Wit, whimsy and awesomely weird text/image combinations abounded in the audacious illustrations of the ladies in "The Girls Room:" Danielle Carey, Jade Johnson, Julia Lavigne, Zoë Lotus Heatwole, Jessica Roux, Patricia Thomasson, Victoria Verhagen, and Natalie Wong.

Speaking of captions, attendees could supply their own on postcards printed with an illustration of a woman slicing a salami. "Why smash the patriarchy when you can slice it," was among the dozens of clever written-in descriptions on display.

The girls also produced an accompanying zine for the show; according to Victoria "Vickie V." Verhagen, the zine featured three to four works by each artist, and the exhibition included up to 10 by each.

The number of contributions guaranteed a broad range of takes on the topic concepts. Among the show's standouts, Natalie Wong's brilliant digital and graphite figural drawings invested the surrealistic imagination with cutting emotive power. The poses and countenances of her drawings' fanciful women masterfully conveyed the gamut of human emotion.

It was one of those weekends that showed off the best aspects of Savannah's eclectic visual arts scene. Excellent work in nearly every conceivable medium was on view, and prices of quality pieces were set from twenty bucks to never-mind-I'm-a-grad-student. Serious exhibitions capped competitive jurying processes, and other shows celebrated the serious number of people in this city who make interesting combinations of matter, color and form.

Photography around Town: Silver and Ink, Tathata and LF Home

Fantastic openings from one end of town to the other spoiled gallery hoppers this past weekend.

As SCAD's premiere juried exhibition of the photography, the annual "Silver and Ink" show at Broughton Street's Gutstein Gallery showcased student photography Saturday evening. Aside the show's opening reception that night, lectures, portfolio reviews and other programs associated with "Silver and Ink" took place all weekend.

Indeed, the photographic arts were well represented. A companion exhibit to the "Silver and Ink" show, "Tathata" at Ashmore Gallery on MLK, was a competitive selection of 12 MFA candidates from SCAD Savannah and Atlanta.

Several blocks south at Non-Fiction Gallery, MFA candidate in Photography Aaron Brumbelow launched his thesis show entitled "LF Home." Common internet shorthand meaning looking for, "LF Home" offered viewers manipulated Google Maps and Street View images of Brumbelow's hometown of Tull, Ark. Taking advantage of the photograph's dependence on its caption, Brumbelow titled the images after experiences and memories specific to the pictured locations. Conjuring nostalgia and curiosity, titles and images established a conceptual space wherein viewers could situate themselves along a spectrum of responses. Whether identifying with Brumbelow's association of meaning with the rural landscape or questioning the images' authenticity, viewers joined the artist in the process of looking for home.

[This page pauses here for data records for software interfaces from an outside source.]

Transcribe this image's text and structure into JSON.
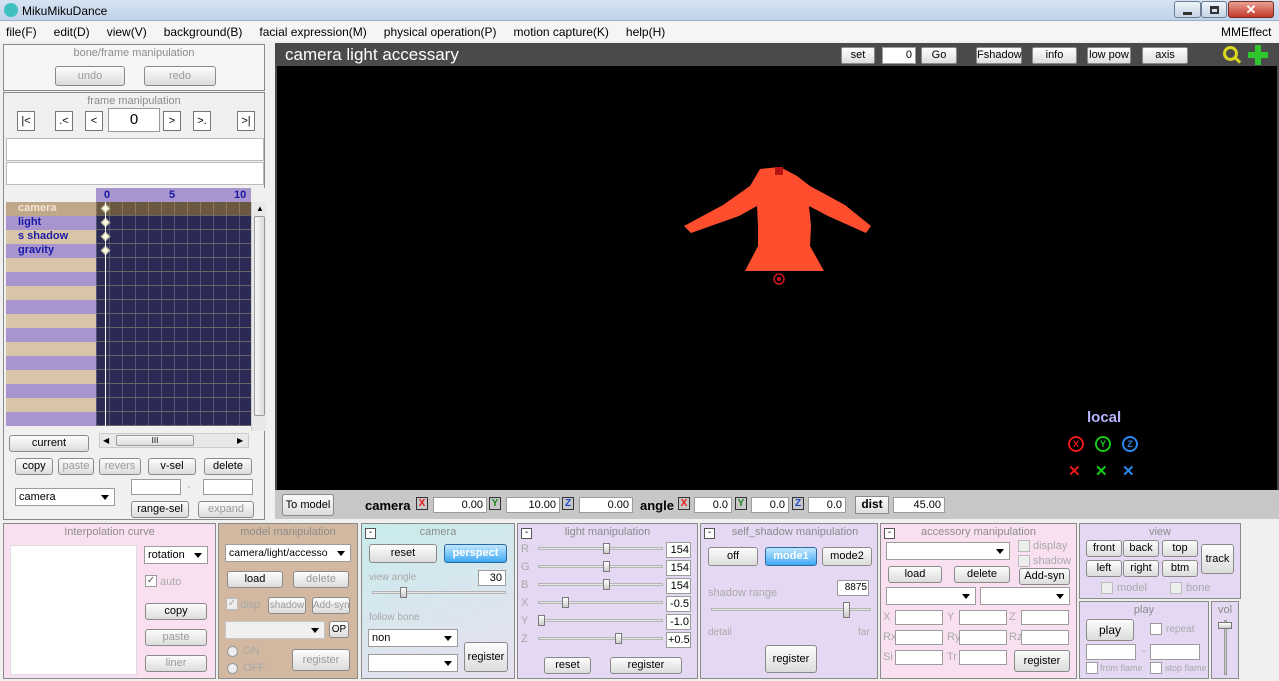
{
  "app": {
    "title": "MikuMikuDance"
  },
  "menu": [
    "file(F)",
    "edit(D)",
    "view(V)",
    "background(B)",
    "facial expression(M)",
    "physical operation(P)",
    "motion capture(K)",
    "help(H)"
  ],
  "menu_right": "MMEffect",
  "bone_frame": {
    "title": "bone/frame manipulation",
    "undo": "undo",
    "redo": "redo"
  },
  "frame_manip": {
    "title": "frame manipulation",
    "frame": "0",
    "first": "|<",
    "prev_key": ".<",
    "prev": "<",
    "next": ">",
    "next_key": ">.",
    "last": ">|"
  },
  "timeline": {
    "ticks": [
      "0",
      "5",
      "10"
    ],
    "rows": [
      "camera",
      "light",
      "s shadow",
      "gravity"
    ]
  },
  "left_bottom": {
    "current": "current",
    "copy": "copy",
    "paste": "paste",
    "revers": "revers",
    "vsel": "v-sel",
    "delete": "delete",
    "target": "camera",
    "dash": "-",
    "range_sel": "range-sel",
    "expand": "expand",
    "scroll_grip": "III"
  },
  "viewport": {
    "title": "camera light accessary",
    "set": "set",
    "frame": "0",
    "go": "Go",
    "fshadow": "Fshadow",
    "info": "info",
    "lowpow": "low pow",
    "axis": "axis",
    "local": "local",
    "to_model": "To model",
    "camera_label": "camera",
    "cx": "0.00",
    "cy": "10.00",
    "cz": "0.00",
    "angle_label": "angle",
    "ax": "0.0",
    "ay": "0.0",
    "az": "0.0",
    "dist_label": "dist",
    "dist": "45.00",
    "x": "X",
    "y": "Y",
    "z": "Z"
  },
  "interp": {
    "title": "Interpolation curve",
    "type": "rotation",
    "auto": "auto",
    "copy": "copy",
    "paste": "paste",
    "liner": "liner"
  },
  "model_manip": {
    "title": "model manipulation",
    "model": "camera/light/accesso",
    "load": "load",
    "delete": "delete",
    "disp": "disp",
    "shadow": "shadow",
    "addsyn": "Add-syn",
    "op": "OP",
    "on": "ON",
    "off": "OFF",
    "register": "register"
  },
  "camera_panel": {
    "title": "camera",
    "reset": "reset",
    "perspect": "perspect",
    "view_angle_label": "view angle",
    "view_angle": "30",
    "follow_bone": "follow bone",
    "bone": "non",
    "register": "register"
  },
  "light": {
    "title": "light manipulation",
    "labels": [
      "R",
      "G",
      "B",
      "X",
      "Y",
      "Z"
    ],
    "values": [
      "154",
      "154",
      "154",
      "-0.5",
      "-1.0",
      "+0.5"
    ],
    "reset": "reset",
    "register": "register"
  },
  "self_shadow": {
    "title": "self_shadow manipulation",
    "off": "off",
    "mode1": "mode1",
    "mode2": "mode2",
    "range_label": "shadow range",
    "range": "8875",
    "detail": "detail",
    "far": "far",
    "register": "register"
  },
  "accessory": {
    "title": "accessory manipulation",
    "display": "display",
    "shadow": "shadow",
    "load": "load",
    "delete": "delete",
    "addsyn": "Add-syn",
    "fields": [
      "X",
      "Y",
      "Z",
      "Rx",
      "Ry",
      "Rz",
      "Si",
      "Tr"
    ],
    "register": "register"
  },
  "view": {
    "title": "view",
    "front": "front",
    "back": "back",
    "top": "top",
    "left": "left",
    "right": "right",
    "btm": "btm",
    "track": "track",
    "model": "model",
    "bone": "bone"
  },
  "play": {
    "title": "play",
    "play": "play",
    "repeat": "repeat",
    "dash": "-",
    "from": "from flame",
    "stop": "stop flame"
  },
  "vol": {
    "title": "vol"
  },
  "colors": {
    "dress": "#ff4e2e",
    "timeline_purple": "#a995cd",
    "timeline_tan": "#d8c4a6"
  }
}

In other Brumbelow news, the artist this week will launch the first issue of his digital publication "Touch.My.Prints," which showcases photography, time based works, virtual sculptures and essays. The first issue focuses on non-player characters in video games, inviting artists and readers to investigate their relationships with these virtual characters inside the digital space of the interactive game.

Vegetable Lamb: A Cotton Story @ Sicky Nar Nar

As part of an internship with Cotton, Incorporated, BFA Fibers SCAD student Megan McConnell organized an exhibit of dozens of works in almost every conceivable medium at Sicky Nar Nar, the gallery-meets-clothing brand located blocks from Forsyth on West Duffy Street. Funded by US cotton growers and importers of cotton products, Cotton, Inc. is the research and marketing company behind the new Cotton University initiative, which aims to improve the understanding of cotton textiles for design professionals, educators and students.

McConnell put together an exhibit of painting, fashion and fibers, photographs, sculpture, mixed media and more that explored cotton's versatile properties as a source of inspiration and as a material component of works of art. The show's opening reception offered attendees prizes, music, art demos and—in keeping with the theme textile—all you can eat pink cotton candy.